3 Apr 2014
Adam Gammack, an Old Carthusian who left Charterhouse's Saunderites House in 2007, began by defining natural products as 'substances made by organisms which can be used for a variety of purposes' and total synthesis as 'a chemical synthesis using simple starting reagents'. He then gave examples of natural products; one of the most famous being penicillin from the Penicillium fungus.
Humans also produce natural products - our hormones are the basis for hormonal therapies. The newest natural products to be extracted are those from marine organisms. These are relatively new as the marine environment has only become accessible to humans with the use of SCUBA (diving) in the 1960s. Using natural products is not a new concept in the pharmaceutical sphere; Hippocrates noted in the 5th century BCE that chewing the bark of the willow reduced pain. We know now willow extract contains salicylic acid - the active metabolite of aspirin.
To obtain natural products directly from living organisms is not feasible. Mr Gammack said 1000g of sea cucumber would produce 0.006g of natural product thus showing there needs to be alternative ways of obtaining these useful molecules. One viable method is via total synthesis. In reactions that synthesise enantiomers, the enantiomers are usually produced in equimolar concentrations - a racemate. Despite having identical chemical properties, each enantiomer may have different biological effects. Mr Gammack demonstrated this by passing around samples of the two enantiomers of carvone (2-Methyl-5-(1-methylethenyl)-2-cyclohexenone).
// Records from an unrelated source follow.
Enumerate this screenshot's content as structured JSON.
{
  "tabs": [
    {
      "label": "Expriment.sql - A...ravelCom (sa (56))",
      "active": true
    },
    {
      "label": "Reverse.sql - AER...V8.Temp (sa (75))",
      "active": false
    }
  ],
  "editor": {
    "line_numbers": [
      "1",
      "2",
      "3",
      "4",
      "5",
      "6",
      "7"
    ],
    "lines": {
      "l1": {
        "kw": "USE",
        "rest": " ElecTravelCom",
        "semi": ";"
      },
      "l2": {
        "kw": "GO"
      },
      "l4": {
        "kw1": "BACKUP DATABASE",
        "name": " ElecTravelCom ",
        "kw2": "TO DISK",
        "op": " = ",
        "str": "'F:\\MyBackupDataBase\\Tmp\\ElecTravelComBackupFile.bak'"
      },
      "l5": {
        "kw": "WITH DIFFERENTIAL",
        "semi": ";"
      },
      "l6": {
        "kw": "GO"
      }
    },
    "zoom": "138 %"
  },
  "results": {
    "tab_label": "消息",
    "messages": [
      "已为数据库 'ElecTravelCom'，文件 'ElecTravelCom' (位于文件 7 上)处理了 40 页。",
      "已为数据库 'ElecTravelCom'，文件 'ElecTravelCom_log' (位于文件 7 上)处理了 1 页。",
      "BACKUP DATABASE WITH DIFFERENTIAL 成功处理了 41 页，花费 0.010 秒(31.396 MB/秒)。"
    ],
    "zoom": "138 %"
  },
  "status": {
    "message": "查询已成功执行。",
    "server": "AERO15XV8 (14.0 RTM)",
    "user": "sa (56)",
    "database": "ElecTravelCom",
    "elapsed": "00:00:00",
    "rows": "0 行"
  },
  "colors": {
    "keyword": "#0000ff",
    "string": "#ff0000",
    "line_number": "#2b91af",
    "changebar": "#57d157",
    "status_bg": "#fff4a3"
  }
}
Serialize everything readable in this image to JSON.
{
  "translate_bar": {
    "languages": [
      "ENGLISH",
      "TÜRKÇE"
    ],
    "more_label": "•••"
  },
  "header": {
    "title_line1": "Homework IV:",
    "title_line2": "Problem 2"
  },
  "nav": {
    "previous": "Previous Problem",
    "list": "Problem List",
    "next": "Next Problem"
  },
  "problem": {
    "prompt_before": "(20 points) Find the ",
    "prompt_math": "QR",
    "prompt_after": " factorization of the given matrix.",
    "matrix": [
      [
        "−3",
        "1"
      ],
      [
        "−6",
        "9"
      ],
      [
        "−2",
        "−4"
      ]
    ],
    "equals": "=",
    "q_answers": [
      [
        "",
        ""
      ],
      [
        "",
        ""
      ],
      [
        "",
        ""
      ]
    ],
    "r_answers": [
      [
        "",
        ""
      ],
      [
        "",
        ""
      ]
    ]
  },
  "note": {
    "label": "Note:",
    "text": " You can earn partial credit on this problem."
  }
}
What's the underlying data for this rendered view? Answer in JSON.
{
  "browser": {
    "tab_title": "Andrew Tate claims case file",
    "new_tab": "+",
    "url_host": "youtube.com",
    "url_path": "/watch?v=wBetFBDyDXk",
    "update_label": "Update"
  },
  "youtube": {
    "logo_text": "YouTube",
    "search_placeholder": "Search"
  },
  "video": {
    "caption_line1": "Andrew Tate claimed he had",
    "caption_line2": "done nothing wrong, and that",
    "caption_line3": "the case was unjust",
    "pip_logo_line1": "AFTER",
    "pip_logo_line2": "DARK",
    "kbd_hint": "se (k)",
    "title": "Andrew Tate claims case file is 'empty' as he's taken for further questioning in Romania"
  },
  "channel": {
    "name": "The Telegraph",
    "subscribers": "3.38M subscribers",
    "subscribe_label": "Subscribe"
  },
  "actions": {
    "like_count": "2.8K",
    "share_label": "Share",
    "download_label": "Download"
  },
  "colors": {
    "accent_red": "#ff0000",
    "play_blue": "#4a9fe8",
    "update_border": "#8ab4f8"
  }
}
The R-enantiomer smells of spearmint whereas the S-enantiomer smells of caraway. This phenomenon occurs because the receptors in our nose that register smell are chiral as well, hence will send different signals to our brain when they bind to different chiral molecules. This is why drugs are usually prescribed as a single enantiomer.
Using an enantioselective catalyst, a greater quantity of a single enantiomer will be produced as the enantioselective catalyst provides a lower energy pathway to a single enantiomer. Enantioselective catalysts are often organocatalyst ie catalysts which are derived from natural products.
Strychnine is an infamous poison. Taking just 5mg will kill an adult. It is also the most complex molecule for its size by containing five stereocentres. Strychnine is an alkaloid. Other members of its family of molecules show promising anti-cancer properties but there are insufficient quantities available. Mr Gammack is working towards a divergent synthesis (one molecule that can be changed into many other molecules quickly and easily) in order to meet the supply/demand for these alkaloids.
He first drew up a retrosynthesis of the reaction he proposed to do. He started with the chemical structure common to all alkaloids and removed functional groups, eventually ending up with a simple molecule. When planning the forward reaction, he highlighted the key step would have an enantioselective catalyst. Using computational studies, he has found a catalyst which causes the enantiomer produced to be 24.6kJ/mol lower in energy. This large energy difference explains the enantioselectivity.
Currently he is at a point in the synthesis where his yield in one of the steps is 42%. This is too low to make it a viable reaction to synthesise these alkaloids so is currently reviewing this stage. The molecules that are made at each step are tested against cancer cell lines. This is done to see if any compounds generated during the synthesis have the anti-cancer properties similar to the alkaloids he is working produce.
The Society thanked Mr Gammack, of the University of Oxford, for a most stimulating and clear lecture.
James Nugent, Charterhouse